Celebrating the telegraph this National Poetry Day

Appearing in Punch magazine on 9th July 1870, this poem celebrated the recent completion of the Porthcurno-Bombay undersea telegraph cable in mock-heroic style. It followed the first exhibition of the Siphon Recorder at John Pender’s Arlington Street, London address- a demonstration which was witnessed by the Prince of Wales and the Duke of Cambridge.

Tempus Fugit
When Piccadilly’s ablaze, in the height and the heat of the season –

Rises a gaily hung tent in the yard of the mansion of Pender –
Mansion belit and bepictured and crowded with stateliest swelldom,
Swelldom that, down from blood royal, in Wales and in Cambridge embodied,
Flows through the pipes of the Peerage – Diplomacy – Ministers – Members –
Thence to the Magnates of Money and so to the syndics of Science.
Ceaseless the buzz and the bowing, the flashing of stars and garters,
Ceaseless the mopping of bows and imbibing of cooling refreshments,
Endless the glare and the glitter and gossip – the wealth and the wittles,
What have they met to accomplish, these leaders of fashion and science?
What is it brings them together, before the small siphon that, waving,
Scatters ifs fine jet of ink in accord with the pulses electric,
So making plain to the eye what the spark through the wire is conveying;
What is transacting tonight in the tent in the mansion of Pender?
Lo, ‘tis Britannia stretching invisible hands under ocean,
Bringing the furthermost East and the uttermost West into contact;
So does the spark of our wires outpace e’en the fleet foot of Chronos!
Miracle-workers are we – sitting here in the mansion of Pender,
Gossiping thus at our ease, over Continents, Hemispheres, Oceans,
Saying to space “Be no more,” and to baffled Time, “Get thou behind me!”

Lord Kelvin's Siphon Recorder

This original Siphon Recorder is one of the ten original Recorders used on the 1870 Porthcurno – Bombay undersea telegraph cable.
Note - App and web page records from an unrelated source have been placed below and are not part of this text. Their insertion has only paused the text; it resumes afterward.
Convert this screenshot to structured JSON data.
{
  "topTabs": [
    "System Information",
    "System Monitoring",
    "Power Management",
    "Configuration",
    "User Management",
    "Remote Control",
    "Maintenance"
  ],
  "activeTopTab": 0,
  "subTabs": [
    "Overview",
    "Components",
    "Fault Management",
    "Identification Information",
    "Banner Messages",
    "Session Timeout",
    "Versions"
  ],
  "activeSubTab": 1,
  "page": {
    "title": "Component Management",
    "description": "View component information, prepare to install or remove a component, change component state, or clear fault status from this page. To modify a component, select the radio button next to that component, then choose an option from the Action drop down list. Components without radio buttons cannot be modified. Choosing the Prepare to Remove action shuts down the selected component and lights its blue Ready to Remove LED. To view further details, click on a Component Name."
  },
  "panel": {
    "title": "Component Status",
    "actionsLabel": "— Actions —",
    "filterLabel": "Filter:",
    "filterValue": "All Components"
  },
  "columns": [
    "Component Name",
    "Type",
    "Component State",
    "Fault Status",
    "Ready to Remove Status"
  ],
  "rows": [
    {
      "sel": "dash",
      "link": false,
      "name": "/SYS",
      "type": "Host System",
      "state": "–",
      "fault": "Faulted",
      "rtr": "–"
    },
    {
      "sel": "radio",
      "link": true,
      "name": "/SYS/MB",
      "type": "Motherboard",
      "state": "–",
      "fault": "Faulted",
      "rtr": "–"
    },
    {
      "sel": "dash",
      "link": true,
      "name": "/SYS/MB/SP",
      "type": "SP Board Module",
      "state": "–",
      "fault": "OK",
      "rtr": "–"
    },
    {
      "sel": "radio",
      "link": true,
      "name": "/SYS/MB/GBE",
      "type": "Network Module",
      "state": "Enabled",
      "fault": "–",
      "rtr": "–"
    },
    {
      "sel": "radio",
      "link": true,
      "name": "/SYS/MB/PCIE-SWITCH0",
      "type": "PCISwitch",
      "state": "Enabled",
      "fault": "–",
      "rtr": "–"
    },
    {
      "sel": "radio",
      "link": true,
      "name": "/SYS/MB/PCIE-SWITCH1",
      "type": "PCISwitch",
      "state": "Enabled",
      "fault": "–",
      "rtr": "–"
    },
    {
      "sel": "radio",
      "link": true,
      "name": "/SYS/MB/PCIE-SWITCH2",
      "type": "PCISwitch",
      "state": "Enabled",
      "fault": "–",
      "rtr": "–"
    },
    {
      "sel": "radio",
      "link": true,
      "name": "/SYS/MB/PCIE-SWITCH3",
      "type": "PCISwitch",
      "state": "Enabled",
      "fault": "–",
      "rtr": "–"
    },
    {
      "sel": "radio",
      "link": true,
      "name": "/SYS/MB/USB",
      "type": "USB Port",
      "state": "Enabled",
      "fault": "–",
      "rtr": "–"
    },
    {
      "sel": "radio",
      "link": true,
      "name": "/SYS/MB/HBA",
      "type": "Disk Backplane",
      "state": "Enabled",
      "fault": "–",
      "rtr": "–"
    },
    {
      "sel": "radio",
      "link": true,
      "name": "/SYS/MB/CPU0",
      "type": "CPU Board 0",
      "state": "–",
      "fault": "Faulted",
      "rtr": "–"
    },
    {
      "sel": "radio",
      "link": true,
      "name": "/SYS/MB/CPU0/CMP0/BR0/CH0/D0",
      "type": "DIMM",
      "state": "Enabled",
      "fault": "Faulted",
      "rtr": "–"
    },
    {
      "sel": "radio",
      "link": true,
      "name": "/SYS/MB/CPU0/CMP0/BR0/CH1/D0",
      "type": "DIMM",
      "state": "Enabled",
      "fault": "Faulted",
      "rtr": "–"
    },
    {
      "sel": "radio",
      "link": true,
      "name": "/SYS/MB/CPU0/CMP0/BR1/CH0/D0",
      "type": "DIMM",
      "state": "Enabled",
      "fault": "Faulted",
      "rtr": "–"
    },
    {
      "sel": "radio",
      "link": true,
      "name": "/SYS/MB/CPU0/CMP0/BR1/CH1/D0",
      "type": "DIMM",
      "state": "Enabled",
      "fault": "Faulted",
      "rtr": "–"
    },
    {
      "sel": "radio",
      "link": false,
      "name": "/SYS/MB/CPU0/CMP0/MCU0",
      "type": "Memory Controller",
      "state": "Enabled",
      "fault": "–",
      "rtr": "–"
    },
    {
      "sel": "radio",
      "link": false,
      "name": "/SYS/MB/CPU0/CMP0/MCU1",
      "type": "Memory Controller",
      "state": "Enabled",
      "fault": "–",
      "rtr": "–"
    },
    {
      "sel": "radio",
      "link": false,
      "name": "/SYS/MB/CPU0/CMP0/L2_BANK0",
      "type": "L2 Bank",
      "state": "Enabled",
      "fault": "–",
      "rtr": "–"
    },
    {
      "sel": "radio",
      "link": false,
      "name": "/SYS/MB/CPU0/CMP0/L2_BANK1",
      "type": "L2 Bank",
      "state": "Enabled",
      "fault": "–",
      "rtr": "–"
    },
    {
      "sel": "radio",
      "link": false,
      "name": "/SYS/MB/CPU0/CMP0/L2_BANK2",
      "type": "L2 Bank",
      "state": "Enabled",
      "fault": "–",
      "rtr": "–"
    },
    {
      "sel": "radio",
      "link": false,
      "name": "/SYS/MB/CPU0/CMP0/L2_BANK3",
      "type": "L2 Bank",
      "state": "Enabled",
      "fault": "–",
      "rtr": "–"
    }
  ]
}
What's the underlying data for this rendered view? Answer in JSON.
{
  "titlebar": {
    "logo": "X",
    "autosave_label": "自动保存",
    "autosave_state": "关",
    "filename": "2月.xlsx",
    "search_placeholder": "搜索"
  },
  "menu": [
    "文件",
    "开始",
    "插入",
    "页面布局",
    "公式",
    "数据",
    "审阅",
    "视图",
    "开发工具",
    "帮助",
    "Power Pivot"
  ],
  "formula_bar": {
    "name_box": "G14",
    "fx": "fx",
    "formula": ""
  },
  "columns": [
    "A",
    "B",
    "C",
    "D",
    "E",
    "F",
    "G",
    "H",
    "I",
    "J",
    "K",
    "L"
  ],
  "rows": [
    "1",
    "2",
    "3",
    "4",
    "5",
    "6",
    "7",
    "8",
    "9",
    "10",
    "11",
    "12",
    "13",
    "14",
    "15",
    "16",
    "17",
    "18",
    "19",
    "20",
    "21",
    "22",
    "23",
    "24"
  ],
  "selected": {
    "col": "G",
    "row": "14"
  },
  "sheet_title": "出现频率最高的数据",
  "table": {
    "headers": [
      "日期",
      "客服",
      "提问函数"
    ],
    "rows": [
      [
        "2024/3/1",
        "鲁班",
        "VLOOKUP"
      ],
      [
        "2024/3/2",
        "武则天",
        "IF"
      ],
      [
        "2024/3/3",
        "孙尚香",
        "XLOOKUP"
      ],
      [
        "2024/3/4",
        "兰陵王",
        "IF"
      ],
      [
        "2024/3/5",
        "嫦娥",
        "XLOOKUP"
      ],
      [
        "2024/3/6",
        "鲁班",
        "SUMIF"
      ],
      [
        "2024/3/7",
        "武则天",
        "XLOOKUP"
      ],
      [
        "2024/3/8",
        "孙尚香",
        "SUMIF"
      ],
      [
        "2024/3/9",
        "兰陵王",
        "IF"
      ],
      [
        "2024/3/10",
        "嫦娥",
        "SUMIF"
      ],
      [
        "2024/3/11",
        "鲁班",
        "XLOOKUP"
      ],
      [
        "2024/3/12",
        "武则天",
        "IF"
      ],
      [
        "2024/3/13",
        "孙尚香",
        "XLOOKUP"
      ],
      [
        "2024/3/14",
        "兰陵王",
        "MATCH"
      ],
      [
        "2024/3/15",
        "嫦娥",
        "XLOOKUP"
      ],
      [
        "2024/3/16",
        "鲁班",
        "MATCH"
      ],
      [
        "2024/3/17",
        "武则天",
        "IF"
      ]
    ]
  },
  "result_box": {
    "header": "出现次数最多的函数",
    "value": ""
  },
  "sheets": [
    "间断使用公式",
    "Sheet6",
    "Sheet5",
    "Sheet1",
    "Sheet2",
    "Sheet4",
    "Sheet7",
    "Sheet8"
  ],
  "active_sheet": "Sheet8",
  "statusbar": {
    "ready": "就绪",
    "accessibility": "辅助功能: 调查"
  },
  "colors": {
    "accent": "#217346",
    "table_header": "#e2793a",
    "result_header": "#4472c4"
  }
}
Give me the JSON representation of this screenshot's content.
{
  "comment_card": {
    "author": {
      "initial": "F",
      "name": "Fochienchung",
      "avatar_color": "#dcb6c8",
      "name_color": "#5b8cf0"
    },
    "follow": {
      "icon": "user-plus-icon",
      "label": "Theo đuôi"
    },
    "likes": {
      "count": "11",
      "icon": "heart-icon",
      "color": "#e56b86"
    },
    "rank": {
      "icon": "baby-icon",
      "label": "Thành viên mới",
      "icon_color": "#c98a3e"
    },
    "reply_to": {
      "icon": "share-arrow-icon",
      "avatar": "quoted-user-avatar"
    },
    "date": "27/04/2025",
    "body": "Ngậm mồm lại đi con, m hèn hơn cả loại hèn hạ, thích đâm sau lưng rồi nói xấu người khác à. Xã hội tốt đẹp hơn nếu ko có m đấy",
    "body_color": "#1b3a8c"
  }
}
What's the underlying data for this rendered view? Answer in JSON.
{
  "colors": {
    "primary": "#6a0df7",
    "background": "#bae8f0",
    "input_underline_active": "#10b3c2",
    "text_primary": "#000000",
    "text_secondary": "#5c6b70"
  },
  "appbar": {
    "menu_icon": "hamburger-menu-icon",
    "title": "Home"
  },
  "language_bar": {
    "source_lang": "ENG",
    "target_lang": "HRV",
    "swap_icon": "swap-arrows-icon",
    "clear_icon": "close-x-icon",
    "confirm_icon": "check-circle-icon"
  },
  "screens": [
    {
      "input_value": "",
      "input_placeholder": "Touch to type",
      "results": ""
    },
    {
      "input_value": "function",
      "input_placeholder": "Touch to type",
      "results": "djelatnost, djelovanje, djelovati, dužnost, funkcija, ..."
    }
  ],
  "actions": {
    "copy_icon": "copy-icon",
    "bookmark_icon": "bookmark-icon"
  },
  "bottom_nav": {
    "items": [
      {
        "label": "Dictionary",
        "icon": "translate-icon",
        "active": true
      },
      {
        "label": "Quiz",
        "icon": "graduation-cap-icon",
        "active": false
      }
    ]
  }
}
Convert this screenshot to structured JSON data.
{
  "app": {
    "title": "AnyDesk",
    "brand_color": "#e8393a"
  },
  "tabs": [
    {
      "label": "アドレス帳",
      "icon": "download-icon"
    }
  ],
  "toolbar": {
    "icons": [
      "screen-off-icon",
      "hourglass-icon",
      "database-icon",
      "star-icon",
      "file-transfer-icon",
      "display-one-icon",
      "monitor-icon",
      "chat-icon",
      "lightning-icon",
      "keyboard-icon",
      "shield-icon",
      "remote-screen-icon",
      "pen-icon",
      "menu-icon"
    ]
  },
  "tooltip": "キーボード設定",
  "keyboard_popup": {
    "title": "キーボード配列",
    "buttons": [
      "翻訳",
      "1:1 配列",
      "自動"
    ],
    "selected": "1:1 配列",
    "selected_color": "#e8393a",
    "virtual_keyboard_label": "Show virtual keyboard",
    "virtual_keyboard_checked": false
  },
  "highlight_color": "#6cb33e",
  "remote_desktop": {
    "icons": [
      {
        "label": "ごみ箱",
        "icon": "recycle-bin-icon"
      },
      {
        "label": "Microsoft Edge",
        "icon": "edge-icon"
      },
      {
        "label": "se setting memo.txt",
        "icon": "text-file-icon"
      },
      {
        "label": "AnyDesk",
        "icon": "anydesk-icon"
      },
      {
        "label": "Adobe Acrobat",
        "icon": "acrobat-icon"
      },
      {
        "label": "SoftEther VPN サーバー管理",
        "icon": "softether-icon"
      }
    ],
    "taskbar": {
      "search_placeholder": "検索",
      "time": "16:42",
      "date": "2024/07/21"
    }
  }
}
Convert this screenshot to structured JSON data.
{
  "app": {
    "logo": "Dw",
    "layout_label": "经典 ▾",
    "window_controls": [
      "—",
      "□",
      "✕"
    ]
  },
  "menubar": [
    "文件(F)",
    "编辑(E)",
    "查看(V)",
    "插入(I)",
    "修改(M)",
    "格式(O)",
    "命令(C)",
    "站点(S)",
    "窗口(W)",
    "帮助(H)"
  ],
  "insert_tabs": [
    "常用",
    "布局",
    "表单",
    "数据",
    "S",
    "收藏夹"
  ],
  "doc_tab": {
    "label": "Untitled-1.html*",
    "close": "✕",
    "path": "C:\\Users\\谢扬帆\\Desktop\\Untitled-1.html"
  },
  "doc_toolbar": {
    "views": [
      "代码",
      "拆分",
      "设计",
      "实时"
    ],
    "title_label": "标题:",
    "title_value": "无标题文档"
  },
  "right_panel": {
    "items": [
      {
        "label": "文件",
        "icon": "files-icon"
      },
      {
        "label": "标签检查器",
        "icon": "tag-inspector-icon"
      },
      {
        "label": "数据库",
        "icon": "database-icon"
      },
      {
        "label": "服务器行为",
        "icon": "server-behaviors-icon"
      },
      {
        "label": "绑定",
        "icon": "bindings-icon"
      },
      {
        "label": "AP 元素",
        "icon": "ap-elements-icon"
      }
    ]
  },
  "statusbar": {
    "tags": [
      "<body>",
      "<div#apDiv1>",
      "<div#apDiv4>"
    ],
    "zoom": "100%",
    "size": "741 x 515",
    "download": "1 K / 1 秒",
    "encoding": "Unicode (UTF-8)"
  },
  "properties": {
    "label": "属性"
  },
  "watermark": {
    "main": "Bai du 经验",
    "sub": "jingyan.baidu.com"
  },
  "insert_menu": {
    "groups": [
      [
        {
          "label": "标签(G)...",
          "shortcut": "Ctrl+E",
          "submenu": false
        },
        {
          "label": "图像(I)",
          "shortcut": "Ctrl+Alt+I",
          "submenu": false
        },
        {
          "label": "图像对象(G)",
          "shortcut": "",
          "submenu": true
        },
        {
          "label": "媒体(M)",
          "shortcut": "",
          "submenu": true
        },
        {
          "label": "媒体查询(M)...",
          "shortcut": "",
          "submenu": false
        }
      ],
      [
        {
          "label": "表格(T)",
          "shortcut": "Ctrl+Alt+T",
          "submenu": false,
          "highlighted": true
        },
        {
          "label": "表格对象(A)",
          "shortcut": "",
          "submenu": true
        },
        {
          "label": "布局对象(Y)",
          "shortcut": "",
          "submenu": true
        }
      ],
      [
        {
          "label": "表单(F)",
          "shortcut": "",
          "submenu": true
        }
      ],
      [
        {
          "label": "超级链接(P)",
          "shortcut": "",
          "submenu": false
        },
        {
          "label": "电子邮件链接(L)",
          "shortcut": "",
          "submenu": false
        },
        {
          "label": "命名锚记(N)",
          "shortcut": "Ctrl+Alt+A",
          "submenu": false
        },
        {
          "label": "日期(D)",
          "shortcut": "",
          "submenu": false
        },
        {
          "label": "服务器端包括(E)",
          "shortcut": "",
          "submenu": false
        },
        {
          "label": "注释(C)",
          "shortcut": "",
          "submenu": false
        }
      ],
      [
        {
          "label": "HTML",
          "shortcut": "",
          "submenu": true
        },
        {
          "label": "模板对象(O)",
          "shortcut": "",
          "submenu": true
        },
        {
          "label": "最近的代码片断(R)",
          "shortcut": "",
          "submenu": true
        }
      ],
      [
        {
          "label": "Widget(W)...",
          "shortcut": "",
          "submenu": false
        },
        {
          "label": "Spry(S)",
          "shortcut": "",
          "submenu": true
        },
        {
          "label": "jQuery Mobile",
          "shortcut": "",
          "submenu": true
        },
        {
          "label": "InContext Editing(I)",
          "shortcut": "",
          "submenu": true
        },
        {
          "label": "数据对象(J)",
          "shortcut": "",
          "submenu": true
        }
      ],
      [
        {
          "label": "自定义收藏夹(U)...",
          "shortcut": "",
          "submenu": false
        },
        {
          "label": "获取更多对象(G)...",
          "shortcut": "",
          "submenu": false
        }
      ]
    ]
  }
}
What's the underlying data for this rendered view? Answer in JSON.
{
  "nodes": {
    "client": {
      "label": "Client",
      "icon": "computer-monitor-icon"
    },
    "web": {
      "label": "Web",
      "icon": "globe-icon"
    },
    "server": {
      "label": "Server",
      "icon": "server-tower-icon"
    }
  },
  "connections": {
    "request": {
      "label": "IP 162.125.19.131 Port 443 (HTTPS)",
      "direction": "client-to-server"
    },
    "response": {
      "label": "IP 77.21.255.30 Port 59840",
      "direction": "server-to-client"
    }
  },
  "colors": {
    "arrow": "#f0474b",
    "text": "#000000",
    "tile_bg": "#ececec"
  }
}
This one has until recently been on display in Porthcurno’s famous WW2 tunnels, and will feature in the museum’s new exhibitions, opening in summer 2014. The only other example known to have survived is in the collection of the Science Museum, London.

 

New Archive and Clore Learning Space officially opened

Lord Pender of Porthcurno has officially opened our new Archive and Clore Learning Space, marking the completion of phase one of ‘Developing for the Future.’

L to R: Tamsin Daniel, HLF; Lord Pender, Patron of The PK Trust; Dave Foot, Chariman of The PK Trust; Mark George, Chief Executive of Porthcurno Telegraph Museum.

L to R: Tamsin Daniel, HLF; Lord Pender, Patron of The PK Trust; Dave Foot, Chairman of The PK Trust; Mark George, Chief Executive of Porthcurno Telegraph Museum.

Following a celebratory day which saw a record-busting number of visitors, the museum has now closed its doors to the public whilst we continue with building work in the main museum buildings. We look forward to re-opening in summer 2014 with new visitor facilities and exciting new exhibitions.

“We are not closing completely. The new Clore Learning Space will open on special day for family events and activities, as well as our regular Ideas Cafe evening talks. We will continue to welcome school and college groups and we’ll also be holding community consultation sessions in the new space. Researchers who want to access Porthcurno’s archive are already benefiting from the fantastic new facilities including a new search room and digitisation facilities.” Rachel Webster, Communications Officer, Porthcurno Telegraph Museum

It is fitting that Lord Pender, the third Baron of Porthcurno and great-great-grandson of the telegraph pioneer John Pender, should unveil the commemorative plaque at the entrance to the new building; his ancestors’ portrait hangs in the new climate-controlled archive store which houses over 18,000 records.

Collections Manager Charlotte Dando shows a group of guests around the new archive store.

Collections Manager Charlotte Dando shows a group of guests around the new archive store.

The museum’s project to develop for a growing and diverse audience has attracted funding from the DCMS/Wolfson Fund, the Coastal Communities Fund, the Clore Duffield Foundation, and Cornwall Council amongst others. For a full list of project funders, see the museum website. Heading up this support is the Heritage Lottery Fund (HLF) who awarded the museum a grant of £1.44m in early 2012.

The opening of the new building also provided an opportunity to welcome the museum’s first Chief Executive, Mark George, newly in post. Relocating to West Cornwall to take up the new position, Mark recently headed the Heritage Lottery funded development of Chedworth Roman Villa and has spent 16 years in various roles with the National Trust. Mark’s role will be to lead the organisation, working alongside the Development Project Team, to secure the long term sustainability of the site.

The new building has been designed by award-winning architects Long & Kentish.

The new building has been designed by award-winning architects Long & Kentish.